Your answer should be the lines of the data below that contain "Azure".

::: Source material :::

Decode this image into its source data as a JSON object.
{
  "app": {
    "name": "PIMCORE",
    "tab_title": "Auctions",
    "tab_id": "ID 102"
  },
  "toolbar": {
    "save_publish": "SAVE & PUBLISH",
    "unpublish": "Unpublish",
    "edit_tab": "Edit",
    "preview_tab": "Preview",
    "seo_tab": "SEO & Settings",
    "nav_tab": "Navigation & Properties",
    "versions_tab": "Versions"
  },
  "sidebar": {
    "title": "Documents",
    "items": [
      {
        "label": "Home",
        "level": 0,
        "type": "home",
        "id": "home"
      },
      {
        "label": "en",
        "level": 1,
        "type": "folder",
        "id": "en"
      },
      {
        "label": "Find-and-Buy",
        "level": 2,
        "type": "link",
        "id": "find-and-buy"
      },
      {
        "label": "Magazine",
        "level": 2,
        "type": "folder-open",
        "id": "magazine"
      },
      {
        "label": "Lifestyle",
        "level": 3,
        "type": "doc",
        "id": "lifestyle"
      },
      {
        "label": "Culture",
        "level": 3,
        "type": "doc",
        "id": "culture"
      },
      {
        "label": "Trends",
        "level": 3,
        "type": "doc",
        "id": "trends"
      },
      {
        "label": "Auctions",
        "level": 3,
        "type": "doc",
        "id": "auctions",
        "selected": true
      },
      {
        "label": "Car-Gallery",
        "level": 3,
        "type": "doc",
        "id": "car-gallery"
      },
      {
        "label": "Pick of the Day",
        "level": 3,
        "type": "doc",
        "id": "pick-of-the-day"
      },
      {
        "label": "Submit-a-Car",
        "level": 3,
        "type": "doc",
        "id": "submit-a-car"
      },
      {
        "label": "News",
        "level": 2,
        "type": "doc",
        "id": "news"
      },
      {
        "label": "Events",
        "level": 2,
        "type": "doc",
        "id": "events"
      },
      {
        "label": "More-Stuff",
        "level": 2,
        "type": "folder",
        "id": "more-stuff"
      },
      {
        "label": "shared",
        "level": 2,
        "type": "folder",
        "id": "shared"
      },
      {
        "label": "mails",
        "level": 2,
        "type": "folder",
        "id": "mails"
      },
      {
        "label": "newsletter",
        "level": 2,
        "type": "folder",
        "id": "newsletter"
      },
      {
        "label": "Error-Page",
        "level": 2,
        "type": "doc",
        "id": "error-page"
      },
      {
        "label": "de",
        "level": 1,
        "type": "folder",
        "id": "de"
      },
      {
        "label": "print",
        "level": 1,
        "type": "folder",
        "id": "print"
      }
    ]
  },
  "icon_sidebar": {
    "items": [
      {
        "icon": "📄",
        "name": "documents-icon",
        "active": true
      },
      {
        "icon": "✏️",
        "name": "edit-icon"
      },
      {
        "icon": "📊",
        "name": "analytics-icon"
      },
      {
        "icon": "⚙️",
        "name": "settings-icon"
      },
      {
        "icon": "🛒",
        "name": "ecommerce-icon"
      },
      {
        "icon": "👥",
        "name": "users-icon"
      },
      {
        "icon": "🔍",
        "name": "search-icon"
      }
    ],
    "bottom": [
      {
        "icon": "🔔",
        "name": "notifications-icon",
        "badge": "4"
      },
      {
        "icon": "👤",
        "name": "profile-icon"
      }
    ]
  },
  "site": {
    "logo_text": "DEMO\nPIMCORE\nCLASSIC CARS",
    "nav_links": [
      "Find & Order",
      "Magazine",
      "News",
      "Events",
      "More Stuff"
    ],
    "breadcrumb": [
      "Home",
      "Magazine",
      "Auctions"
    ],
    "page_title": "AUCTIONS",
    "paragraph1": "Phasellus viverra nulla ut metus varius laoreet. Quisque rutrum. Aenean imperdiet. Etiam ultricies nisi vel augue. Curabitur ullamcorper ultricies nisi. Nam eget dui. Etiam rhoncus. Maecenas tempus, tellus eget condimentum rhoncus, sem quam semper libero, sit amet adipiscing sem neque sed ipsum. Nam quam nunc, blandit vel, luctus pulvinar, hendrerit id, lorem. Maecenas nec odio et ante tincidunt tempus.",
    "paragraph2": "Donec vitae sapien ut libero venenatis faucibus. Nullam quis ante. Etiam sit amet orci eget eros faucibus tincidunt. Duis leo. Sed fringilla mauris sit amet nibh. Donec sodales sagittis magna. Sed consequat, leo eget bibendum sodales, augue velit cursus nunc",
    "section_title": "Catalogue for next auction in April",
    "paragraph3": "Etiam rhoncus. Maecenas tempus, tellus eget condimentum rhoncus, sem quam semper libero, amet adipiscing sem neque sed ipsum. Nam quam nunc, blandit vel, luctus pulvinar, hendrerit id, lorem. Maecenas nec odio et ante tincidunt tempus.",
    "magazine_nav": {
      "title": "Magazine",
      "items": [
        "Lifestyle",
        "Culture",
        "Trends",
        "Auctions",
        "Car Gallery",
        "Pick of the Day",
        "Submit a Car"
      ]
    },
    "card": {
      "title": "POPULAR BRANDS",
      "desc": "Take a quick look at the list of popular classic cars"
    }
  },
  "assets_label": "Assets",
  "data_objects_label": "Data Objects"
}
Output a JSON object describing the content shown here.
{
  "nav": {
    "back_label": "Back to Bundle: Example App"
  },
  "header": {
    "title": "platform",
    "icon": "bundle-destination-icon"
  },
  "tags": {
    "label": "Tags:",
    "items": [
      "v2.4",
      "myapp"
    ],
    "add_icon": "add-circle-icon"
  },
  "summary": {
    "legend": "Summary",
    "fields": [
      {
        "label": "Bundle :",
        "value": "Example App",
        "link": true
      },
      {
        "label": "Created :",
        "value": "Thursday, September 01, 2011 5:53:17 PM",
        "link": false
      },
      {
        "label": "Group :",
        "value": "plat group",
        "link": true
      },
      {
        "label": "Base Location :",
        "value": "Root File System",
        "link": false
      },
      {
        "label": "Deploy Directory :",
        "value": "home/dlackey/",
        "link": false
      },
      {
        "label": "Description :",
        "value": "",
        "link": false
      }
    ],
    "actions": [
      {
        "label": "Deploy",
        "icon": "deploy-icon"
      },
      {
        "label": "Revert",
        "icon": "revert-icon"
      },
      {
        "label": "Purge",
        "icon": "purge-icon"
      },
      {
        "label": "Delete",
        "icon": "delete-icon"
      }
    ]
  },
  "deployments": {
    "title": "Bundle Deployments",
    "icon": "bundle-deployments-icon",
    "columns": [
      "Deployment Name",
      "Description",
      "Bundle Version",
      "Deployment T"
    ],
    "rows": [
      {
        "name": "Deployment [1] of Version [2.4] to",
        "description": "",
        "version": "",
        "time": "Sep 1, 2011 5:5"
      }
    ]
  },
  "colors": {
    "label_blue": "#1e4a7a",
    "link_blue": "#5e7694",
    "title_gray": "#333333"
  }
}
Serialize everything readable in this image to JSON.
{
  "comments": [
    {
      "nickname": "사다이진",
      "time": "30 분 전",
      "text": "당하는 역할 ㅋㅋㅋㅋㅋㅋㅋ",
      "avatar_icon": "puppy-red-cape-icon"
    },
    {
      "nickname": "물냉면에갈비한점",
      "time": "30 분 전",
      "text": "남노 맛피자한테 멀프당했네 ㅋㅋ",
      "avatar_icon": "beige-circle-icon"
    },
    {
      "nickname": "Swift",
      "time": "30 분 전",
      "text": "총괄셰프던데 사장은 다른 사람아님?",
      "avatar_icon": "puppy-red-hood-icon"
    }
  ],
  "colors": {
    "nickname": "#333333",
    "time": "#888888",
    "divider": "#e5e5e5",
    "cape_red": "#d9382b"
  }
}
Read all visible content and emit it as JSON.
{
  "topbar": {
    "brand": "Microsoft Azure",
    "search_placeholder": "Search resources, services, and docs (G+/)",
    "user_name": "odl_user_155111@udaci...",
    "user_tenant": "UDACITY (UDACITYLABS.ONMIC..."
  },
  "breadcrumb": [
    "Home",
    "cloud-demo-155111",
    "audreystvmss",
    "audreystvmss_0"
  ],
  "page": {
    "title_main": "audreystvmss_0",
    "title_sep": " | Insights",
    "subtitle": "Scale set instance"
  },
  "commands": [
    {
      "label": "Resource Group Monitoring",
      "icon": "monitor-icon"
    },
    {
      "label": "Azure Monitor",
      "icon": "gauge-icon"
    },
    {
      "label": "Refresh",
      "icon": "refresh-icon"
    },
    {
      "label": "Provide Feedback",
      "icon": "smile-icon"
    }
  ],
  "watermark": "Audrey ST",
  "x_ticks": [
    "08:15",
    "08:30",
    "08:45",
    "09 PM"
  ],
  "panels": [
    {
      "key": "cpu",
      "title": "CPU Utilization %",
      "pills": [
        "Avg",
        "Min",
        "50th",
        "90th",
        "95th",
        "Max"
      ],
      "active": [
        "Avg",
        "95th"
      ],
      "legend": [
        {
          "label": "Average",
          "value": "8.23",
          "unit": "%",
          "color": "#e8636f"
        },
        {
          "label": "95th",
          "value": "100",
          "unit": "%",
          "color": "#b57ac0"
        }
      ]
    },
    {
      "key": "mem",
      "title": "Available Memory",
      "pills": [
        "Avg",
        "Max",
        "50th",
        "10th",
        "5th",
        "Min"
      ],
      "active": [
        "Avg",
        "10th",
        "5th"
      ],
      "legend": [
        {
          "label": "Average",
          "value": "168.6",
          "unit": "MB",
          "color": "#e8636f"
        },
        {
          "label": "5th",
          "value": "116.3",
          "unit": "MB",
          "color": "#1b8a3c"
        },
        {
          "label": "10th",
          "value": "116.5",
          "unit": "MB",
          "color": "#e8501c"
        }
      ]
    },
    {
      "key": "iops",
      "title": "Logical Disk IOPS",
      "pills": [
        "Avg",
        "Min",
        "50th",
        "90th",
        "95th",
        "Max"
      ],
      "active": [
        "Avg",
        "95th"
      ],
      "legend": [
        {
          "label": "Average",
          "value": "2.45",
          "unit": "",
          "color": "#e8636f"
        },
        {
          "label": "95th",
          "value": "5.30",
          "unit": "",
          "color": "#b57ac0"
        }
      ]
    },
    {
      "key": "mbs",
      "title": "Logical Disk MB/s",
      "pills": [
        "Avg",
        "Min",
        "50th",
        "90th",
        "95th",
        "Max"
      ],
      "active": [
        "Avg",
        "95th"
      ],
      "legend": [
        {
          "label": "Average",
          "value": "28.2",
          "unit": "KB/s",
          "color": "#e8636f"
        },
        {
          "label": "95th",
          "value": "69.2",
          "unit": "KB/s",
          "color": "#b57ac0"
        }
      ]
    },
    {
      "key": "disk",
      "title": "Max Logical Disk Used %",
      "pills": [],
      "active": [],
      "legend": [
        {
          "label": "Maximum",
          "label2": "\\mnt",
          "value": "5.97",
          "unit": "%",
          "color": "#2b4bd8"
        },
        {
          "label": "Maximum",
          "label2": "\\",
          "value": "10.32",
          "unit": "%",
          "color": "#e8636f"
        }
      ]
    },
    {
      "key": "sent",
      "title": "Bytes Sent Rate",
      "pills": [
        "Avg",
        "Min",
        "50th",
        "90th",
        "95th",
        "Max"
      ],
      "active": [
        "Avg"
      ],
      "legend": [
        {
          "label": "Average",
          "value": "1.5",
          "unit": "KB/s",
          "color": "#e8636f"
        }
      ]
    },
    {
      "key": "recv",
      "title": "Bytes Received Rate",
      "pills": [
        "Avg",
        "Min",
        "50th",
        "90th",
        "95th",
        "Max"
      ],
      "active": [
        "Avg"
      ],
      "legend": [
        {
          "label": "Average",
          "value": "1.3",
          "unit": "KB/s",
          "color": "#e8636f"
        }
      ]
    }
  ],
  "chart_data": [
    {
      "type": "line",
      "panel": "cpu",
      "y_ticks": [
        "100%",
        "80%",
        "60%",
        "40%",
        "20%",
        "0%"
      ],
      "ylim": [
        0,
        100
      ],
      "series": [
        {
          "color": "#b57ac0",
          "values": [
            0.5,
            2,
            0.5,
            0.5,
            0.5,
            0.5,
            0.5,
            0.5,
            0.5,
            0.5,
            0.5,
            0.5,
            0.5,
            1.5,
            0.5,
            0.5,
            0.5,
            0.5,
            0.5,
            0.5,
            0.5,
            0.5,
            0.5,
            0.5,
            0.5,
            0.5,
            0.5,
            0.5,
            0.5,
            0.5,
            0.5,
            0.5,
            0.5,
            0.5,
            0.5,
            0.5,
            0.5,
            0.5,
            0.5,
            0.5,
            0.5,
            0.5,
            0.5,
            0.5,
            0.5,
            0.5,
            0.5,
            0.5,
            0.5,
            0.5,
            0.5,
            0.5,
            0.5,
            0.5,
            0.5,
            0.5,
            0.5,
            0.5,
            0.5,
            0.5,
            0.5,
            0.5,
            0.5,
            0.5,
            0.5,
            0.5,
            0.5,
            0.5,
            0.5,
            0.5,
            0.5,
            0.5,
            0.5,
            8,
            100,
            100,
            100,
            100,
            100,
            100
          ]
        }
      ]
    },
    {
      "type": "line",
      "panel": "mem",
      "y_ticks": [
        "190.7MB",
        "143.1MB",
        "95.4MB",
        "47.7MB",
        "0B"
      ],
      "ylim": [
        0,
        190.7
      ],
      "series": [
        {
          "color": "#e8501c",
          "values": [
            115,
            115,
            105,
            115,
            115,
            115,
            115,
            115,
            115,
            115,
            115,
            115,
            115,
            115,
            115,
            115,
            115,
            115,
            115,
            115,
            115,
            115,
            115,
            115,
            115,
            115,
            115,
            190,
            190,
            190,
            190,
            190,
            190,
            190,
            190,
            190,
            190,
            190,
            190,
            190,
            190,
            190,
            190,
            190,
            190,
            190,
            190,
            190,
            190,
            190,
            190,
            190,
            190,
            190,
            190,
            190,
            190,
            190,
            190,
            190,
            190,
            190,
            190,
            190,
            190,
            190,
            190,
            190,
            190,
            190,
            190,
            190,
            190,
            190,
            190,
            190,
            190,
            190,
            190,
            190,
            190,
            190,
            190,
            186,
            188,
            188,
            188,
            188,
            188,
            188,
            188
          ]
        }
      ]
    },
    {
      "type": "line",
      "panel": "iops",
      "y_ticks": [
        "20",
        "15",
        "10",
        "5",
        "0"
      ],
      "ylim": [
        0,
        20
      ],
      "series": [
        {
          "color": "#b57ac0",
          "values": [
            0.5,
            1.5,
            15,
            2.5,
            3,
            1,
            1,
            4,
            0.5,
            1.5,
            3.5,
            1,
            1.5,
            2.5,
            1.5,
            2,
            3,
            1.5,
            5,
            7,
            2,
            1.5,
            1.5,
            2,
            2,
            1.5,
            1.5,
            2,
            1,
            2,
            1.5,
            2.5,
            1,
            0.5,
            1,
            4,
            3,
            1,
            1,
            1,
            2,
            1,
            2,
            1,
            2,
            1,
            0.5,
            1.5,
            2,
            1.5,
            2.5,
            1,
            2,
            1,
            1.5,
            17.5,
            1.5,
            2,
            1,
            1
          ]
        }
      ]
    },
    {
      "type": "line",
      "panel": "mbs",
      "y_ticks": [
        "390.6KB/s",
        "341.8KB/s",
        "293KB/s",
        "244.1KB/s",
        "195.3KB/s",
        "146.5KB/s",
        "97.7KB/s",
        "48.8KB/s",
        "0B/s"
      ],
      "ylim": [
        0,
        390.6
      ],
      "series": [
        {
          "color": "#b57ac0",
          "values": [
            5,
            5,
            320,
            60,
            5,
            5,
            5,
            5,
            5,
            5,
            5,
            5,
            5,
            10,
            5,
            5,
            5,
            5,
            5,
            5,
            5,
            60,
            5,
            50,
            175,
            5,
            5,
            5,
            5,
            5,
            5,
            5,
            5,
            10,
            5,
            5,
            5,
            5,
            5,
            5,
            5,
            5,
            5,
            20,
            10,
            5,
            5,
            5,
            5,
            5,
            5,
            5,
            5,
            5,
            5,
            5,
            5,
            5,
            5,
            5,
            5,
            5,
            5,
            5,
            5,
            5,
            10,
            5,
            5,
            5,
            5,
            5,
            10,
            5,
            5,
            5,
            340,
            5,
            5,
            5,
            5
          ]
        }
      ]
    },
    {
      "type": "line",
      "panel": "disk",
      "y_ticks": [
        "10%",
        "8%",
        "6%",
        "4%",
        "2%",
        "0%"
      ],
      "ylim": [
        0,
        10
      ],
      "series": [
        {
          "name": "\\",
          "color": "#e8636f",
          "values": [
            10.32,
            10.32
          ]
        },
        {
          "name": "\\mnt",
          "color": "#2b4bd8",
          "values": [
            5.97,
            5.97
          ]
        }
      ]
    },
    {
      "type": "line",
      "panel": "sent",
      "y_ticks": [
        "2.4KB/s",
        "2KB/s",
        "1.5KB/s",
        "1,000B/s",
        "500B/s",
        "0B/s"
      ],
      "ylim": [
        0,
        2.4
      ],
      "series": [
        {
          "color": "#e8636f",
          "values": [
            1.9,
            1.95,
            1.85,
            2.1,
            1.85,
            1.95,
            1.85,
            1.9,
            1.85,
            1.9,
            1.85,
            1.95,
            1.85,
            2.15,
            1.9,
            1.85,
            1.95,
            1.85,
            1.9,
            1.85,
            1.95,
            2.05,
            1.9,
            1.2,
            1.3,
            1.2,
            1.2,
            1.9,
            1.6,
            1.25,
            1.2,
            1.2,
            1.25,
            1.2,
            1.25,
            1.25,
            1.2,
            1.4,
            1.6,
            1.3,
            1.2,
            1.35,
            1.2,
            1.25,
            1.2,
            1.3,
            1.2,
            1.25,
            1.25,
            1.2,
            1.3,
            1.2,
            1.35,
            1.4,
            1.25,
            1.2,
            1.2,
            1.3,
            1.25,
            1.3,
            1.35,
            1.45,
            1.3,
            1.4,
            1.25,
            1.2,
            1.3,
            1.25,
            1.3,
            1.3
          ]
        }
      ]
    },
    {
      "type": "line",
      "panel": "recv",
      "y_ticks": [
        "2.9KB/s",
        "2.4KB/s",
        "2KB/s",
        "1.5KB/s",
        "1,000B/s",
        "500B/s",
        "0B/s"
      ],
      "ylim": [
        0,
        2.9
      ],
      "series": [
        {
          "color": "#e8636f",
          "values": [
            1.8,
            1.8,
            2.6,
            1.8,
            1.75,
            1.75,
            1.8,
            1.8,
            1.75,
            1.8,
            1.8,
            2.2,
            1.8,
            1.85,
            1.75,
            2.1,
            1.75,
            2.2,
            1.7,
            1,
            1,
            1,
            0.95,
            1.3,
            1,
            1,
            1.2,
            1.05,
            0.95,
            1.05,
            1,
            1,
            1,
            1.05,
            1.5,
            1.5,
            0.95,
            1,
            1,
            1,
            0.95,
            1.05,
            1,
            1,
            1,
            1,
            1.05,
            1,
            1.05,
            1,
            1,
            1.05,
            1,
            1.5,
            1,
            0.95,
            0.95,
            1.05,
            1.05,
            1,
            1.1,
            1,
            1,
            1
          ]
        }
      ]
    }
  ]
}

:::

[Response to this task]
    "brand": "Microsoft Azure",
      "label": "Azure Monitor",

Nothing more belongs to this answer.